A maritime expert formerly with Lloyds, Engr. Emmanuel Ilori, is unhappy that more than 10 years after the enactment of Coastal and Inland Shipping (Cabotage) Act 2003, there is little to show for it in terms of technical development.

He said in a paper delivered at World Maritime Day 2013 in Calabar, Cross River State, that the Cabotage Act is the most important legislation that would have transformed Nigerian maritime technical development. It makes provision for indigenisation of ship building, ship repairs, ship ownership and human capacity development. “Whilst vast resources have been expended on its implementation, all above goals are yet to be realised,” he lamented.

In the paper titled, “Development of Sustainable Maritime Industry- Challenges and Opportunities,” Ilori said that the use of statutory instruments to protect the development of national maritime industry is not peculiar to Nigeria. In the UK it is called the Home Trade, where it addresses trade, technical and human capacity development. In the USA, the Jones Act was designed to protect the established maritime industry and prepare it for growth.

“These instruments are essentially maritime technical development regulations that require technical development expertise for their effective implementation. Nigeria has the benefit of two excellent instruments in the form of Local Content Act and the Caboage Act.”

The Local Content Act was derived from internal technical local content gaps identified within the Oil and Gas industry. According to Ilori, its present positive impact is largely due to its implementation by technical experts with thorough understanding of that industry.

The Act also has a major and very important provision that it has independent fund for maritime development in the form of the Cabotage Vessel Finance Fund (CVFF). “Therefore this Act has all it takes for the establishment of a sustainable maritime development given the key goals of its establishment.”

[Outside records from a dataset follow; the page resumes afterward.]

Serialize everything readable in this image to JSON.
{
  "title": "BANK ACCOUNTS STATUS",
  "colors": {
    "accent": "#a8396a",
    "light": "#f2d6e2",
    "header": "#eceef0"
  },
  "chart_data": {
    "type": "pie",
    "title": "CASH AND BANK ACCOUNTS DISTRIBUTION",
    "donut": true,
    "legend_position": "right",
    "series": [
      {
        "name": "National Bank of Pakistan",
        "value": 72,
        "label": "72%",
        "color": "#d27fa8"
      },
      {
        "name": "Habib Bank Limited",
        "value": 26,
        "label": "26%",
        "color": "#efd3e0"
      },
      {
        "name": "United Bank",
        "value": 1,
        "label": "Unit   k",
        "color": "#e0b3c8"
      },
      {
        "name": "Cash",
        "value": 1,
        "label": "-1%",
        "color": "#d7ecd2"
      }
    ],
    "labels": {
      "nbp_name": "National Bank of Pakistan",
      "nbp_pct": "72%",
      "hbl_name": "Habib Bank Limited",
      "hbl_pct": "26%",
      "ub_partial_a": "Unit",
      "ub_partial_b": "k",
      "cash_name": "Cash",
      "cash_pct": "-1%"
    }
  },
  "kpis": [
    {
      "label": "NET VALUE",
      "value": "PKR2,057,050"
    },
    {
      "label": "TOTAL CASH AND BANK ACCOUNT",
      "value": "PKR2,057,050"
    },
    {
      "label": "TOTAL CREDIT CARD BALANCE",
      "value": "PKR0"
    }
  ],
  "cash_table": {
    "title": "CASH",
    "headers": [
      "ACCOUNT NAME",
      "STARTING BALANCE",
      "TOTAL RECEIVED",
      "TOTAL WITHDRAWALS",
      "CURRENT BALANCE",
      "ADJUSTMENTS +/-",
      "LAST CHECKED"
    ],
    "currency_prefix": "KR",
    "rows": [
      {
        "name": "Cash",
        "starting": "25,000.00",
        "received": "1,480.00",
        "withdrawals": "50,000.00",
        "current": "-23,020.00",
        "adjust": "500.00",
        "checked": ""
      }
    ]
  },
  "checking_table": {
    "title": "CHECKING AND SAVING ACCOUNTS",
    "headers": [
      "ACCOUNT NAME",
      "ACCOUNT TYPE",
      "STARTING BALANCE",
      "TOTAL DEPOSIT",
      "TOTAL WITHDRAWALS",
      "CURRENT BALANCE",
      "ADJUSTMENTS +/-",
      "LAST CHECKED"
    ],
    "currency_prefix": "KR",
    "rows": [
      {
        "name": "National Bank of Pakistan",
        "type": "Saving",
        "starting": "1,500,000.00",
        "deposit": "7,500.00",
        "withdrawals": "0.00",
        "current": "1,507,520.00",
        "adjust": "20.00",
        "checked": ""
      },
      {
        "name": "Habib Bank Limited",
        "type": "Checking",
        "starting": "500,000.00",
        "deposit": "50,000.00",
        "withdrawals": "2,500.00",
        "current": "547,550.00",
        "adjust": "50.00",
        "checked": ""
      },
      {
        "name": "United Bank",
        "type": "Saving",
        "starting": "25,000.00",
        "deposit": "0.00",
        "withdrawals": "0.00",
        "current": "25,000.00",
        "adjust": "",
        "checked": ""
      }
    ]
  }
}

He said that the disbursement of the CVFF, which has been delayed since 2008 in controversial circumstances, should be such that it will enable ship building in Nigeria, allow for enhanced ship repair in the country, procure new ships that are cabotage specific, enable many companies to benefit and transform the Nigerian maritime industry.

“An initial $150 million can achieve all the above it depends on the funding and investment model adopted. The realisation of the goals stated above can contribute to job creation, poverty eradication and address the special needs of Africa. The Cabotage Act, if properly implemented, can help the national transformation agenda and meet the Maritime dimensions of the MDG and the SDG goals of Rio +20,” Ilori noted.

He said Nigeria occupies a near central geographical location on the African Atlantic coast. This provides the opportunity to be the central trade distributor for short sea trade as the maritime hub. He noted that the international maritime transportation has shifted to movement of goods via very large vessels that call in few but very large ports from where smaller feeder vessels distribute the goods to local trade regions. “Examples of such centres are Dubai, Europort, etc and the host countries have benefitted economically from such enterprise.”

While noting that the achievement of Cabotage goals provide hope for a sustainable maritime industry capable of reducing Nigeria’s dependence  on Oil and Gas revenue, he, however, urged government to consider the threats to that development. This includes: security, integrated technical coordination, trade and operational control, and maritime control. He added that investment confidence is enhanced in a secured environment and the maritime industry is very sensitive to insecure environment.

He stated that the Nigerian maritime industry is not immune from the global maritime effects, but there is a peculiarity to the industry at the national level. According to him, before now, the foundation of a virile maritime industry modelled after solid and sustainable trending best practice and traditional maritime nations was laid.

This was replete with such elements as a national shipping line for general cargo, national tanker company for our oil, national shipyard with ship repairs and ship building potentials, attendant quality human capacity technical development program, port and dockyard facilities comparable with prevailing global best practice.

He further lamented that experience has shown only remnants of this visionary foundation remain today and less developing nations that copied Nigeria’s model are now the masters that Nigeria looks up to for expertise.

Ilori added that efforts by indigenous ship owners to sustain ship ownership and operation elements of the industry have failed. Most of their vessels are inoperable or have physically broken down and are now environmental disasters lying on their bottom on the beach aground due to discriminatory and uncompromising business practices.

“The domination of the maritime business environment by foreign operators with cheap access to funding and collaboration with their international masters crippled the indigenous operators. Financial institutions that funded these vessels lacked the technical savvy to ensure that the vessels will remain fit for purpose. Whilst sound technical management practices remain a mirage, the return on the investments became negative.  It is estimated that in excess of $2 billion are tied up in un-performing local maritime assets,” he noted.

He maintained that new entrants into the industry are equally following the path of quick gain devoid of sound technical management, noting that there is evidence of sharp practices aided and abetted by foreign unscrupulous partners.


Information from Daily Independent was used in this report.